Flag of West Virginia.svg
Flag of West Virginia
Active 1863 to 1865
Country United States of America
Allegiance Union
Branch Union Army
Type Cavalry
Scouts
Size Company
Flag of the United States (1863-1865) US flag 35 stars.svg
Commanders
Notable
commanders
Cpt. John W. Spencer
Lt. Richard R. Blazer

Blazer's Scouts was a unit of the Union Army during the second half of the American Civil War. They were particularly active in tracking down and confronting Confederate partisans and guerrillas in West Virginia and Virginia; especially those of Colonel John S. Mosby.

History[edit]

Colonel Carr B. White organized the original cavalry company (initially known as the Brigade Scouts or Spencer's Scouts) at Fayetteville, West Virginia, in mid-September 1863. They were first commanded by Captain John W. Spencer of the 9th West Virginia Infantry, but he soon was replaced by two lieutenants from Ohio regiments, the 12th and 91st. Men from these three regiments constituted the unit. After engaging in several operations to negate the Confederate partisans, the scouts were disbanded only two months after being formed, although they did take the field briefly in December.[1]

Brigadier General George Crook, the commander of the Army of West Virginia (also known as the VIII Corps) reformed the unit in the spring of 1864 under Lieutenant Richard R. Blazer, and the company became popularly known as Blazer's Scouts. Their mission was to protect Union supply lines and also combat Confederate guerrilla parties. They were hand-picked men selected from the 5th, 9th, 13th and 14th West Virginia infantry regiments, 2nd West Virginia Cavalry and the 12th, 23rd, 34th and 36th Ohio volunteer infantry regiments. They played important roles in the "Dublin Raid" on the Virginia and Tennessee Railroad and in Major General David Hunter's Lynchburg Raid.[2]

Reassigned with the VIII Corps to the Army of the Shenandoah under Philip H. Sheridan, Blazer's Scouts began dueling with Mosby's Rangers in a series of operations in the Shenandoah Valley during the Valley Campaigns of 1864. They used the superior firepower of their Spencer repeating rifles effectively, and initially thwarted Confederate efforts in the region. However, on November 18, 1864, at Kabletown, West Virginia, Mosby was able to defeat Blazer's Scouts, inflicting 42 casualties, almost half of the Union force.

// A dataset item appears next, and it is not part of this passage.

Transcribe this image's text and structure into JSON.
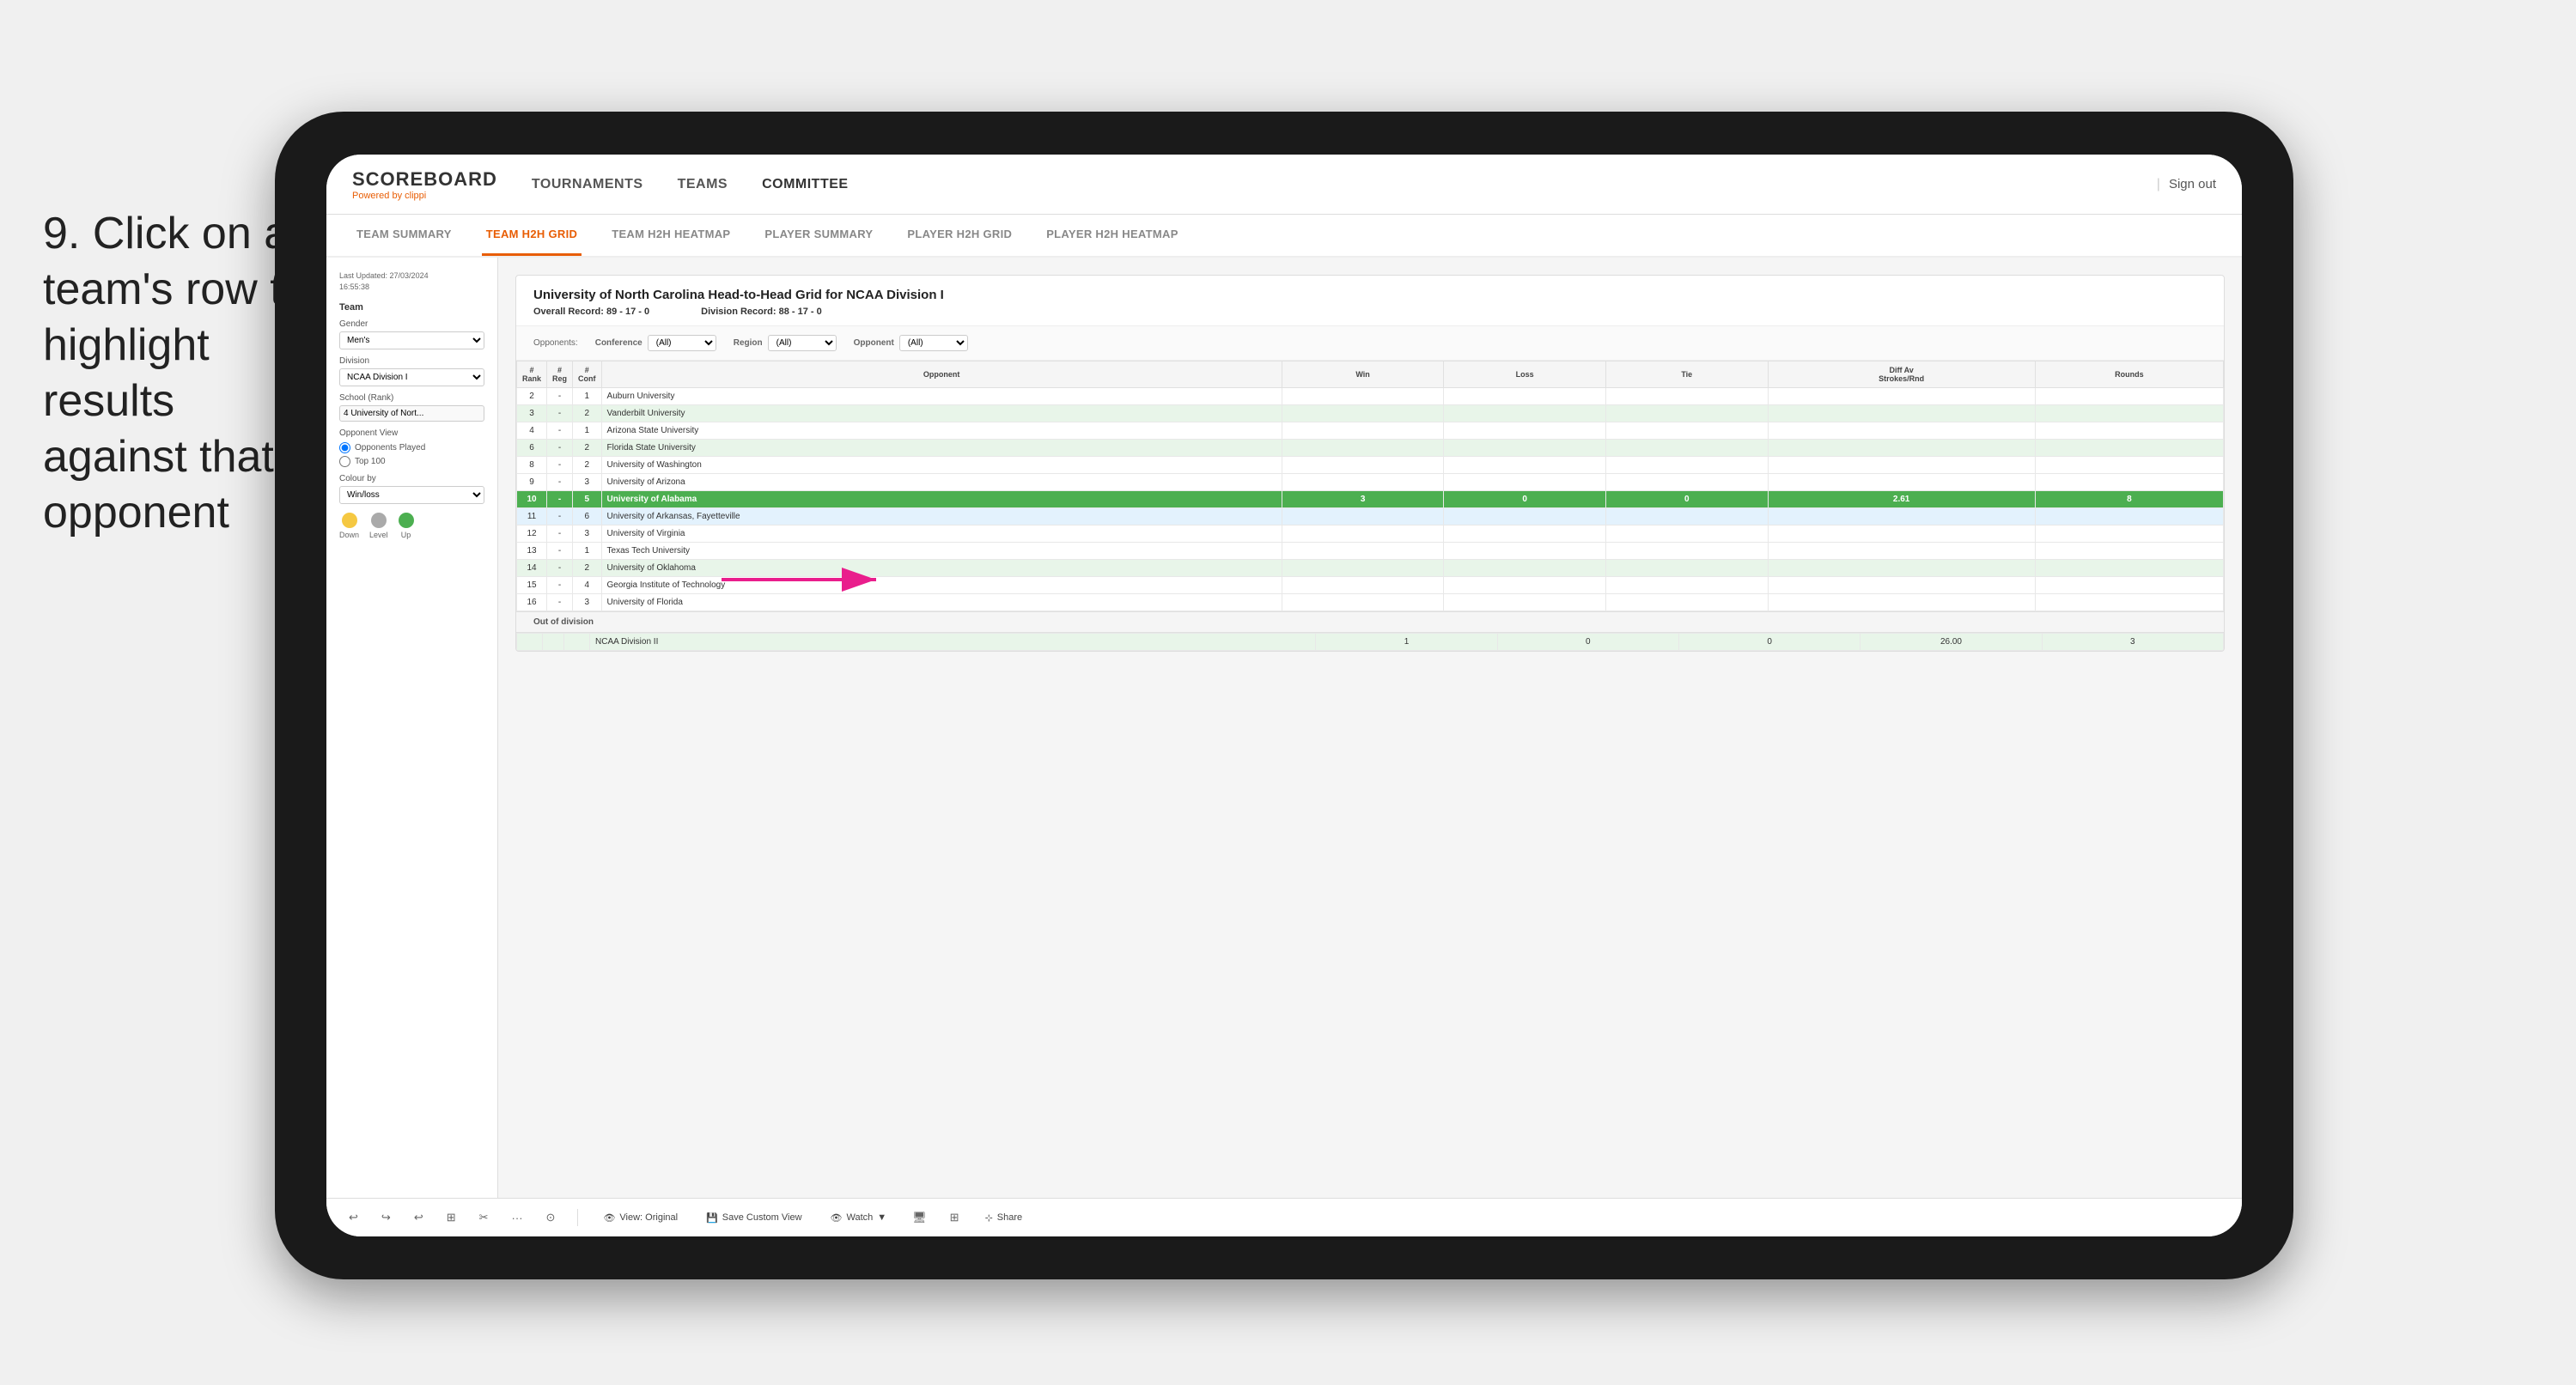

In January 1865, Blazer's Scouts were officially disbanded.[3]

See also[edit]

References[edit]

Notes[edit]

  1. ^ Ohio in the Civil War website.
  2. ^ West Virginia in the Civil War website.
  3. ^ North & South - The Official Magazine of the Civil War Society, Volume 11, Number 2, Page 54, accessed April 16, 2010, "Chasing a Gray Ghost"